Once I feel ready for the impending shock, I dive into these experiences with a sense of curiosity, really not knowing what to expect, or how to plan for it, but having the idea that some degree of planning can be important.  That it can make all the difference between a trip being enjoyable or not.  Beneficial or not.  Each time, as the effects entangle me, I'm looking to figure out what's going on, exactly, and how best to utilize it.  To understand the world, myself, my mind, my life.

This might be why my impulse is to immediately jot down all my experiences, but I've realized doing that has a strong influence on how the trip goes.  That is, writing steers the trip in a particular direction, changing the experience.  As does just about everything we do.  The trick seems to be in learning, in what ways, exactly.  A common impulse for someone feeling overwhelmed by a psychedelic is to curl up as comfortably as possible, in the dark.  Maybe even alone. This will make for a particular sort of experience, and generally speaking, isn't a great idea.

Likewise, writing, dancing, religious ceremony, socializing, meditating, watching the clouds or watching a movie.  A trip can go all sorts of ways, depending on how it's navigated, but being wound up in the middle of it, it can be difficult to remember what's a good idea, what isn't, and why.  It's easy to fall back on innate impulses that can undermine the experience, but I've found it to be a matter of practice.  I've gotten better at it, but there are always unexpected twists and turns.

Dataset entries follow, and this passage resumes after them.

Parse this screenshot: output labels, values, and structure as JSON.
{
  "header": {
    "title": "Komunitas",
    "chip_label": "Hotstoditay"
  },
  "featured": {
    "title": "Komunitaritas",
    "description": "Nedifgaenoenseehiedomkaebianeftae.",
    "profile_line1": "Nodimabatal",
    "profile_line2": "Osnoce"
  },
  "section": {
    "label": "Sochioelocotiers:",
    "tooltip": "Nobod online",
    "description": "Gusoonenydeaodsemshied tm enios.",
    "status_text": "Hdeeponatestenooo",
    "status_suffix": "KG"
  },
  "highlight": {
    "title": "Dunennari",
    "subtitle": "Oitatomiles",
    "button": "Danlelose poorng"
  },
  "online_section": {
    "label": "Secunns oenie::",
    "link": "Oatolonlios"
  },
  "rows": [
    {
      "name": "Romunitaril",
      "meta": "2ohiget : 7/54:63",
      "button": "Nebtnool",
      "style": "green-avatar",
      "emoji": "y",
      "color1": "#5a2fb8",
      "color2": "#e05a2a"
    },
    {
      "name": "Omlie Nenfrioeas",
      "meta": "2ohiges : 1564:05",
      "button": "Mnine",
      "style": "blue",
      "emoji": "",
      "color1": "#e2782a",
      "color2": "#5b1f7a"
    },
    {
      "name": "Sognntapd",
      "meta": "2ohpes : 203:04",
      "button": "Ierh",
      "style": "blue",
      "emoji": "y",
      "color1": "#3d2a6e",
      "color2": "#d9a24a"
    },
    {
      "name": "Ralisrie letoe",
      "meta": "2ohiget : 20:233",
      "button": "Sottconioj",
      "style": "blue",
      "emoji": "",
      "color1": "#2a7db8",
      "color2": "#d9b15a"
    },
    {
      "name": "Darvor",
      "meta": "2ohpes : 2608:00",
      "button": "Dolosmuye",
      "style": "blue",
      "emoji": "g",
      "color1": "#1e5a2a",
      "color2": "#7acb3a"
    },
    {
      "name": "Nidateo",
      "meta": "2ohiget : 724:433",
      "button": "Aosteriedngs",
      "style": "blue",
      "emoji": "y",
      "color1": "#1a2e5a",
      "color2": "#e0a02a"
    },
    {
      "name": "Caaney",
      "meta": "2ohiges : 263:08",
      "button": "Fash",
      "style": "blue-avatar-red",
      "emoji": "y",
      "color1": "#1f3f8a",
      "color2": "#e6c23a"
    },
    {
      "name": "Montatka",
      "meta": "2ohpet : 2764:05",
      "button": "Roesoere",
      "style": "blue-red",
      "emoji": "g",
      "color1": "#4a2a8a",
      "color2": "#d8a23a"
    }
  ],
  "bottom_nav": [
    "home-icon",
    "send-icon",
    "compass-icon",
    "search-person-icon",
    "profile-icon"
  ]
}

As I start getting back into this stuff again, it's interesting how the trips vary given the very different place I am, in my life.  It makes for a different experience.  New ropes to learn.  I wouldn't say my last trip was a bad one, but it was pretty rough.  I came out of it feeling I'd made some progress.  Maybe a more recreational experience wouldn't have felt that way.  I don't know.  Guess that's another thing to try figuring out.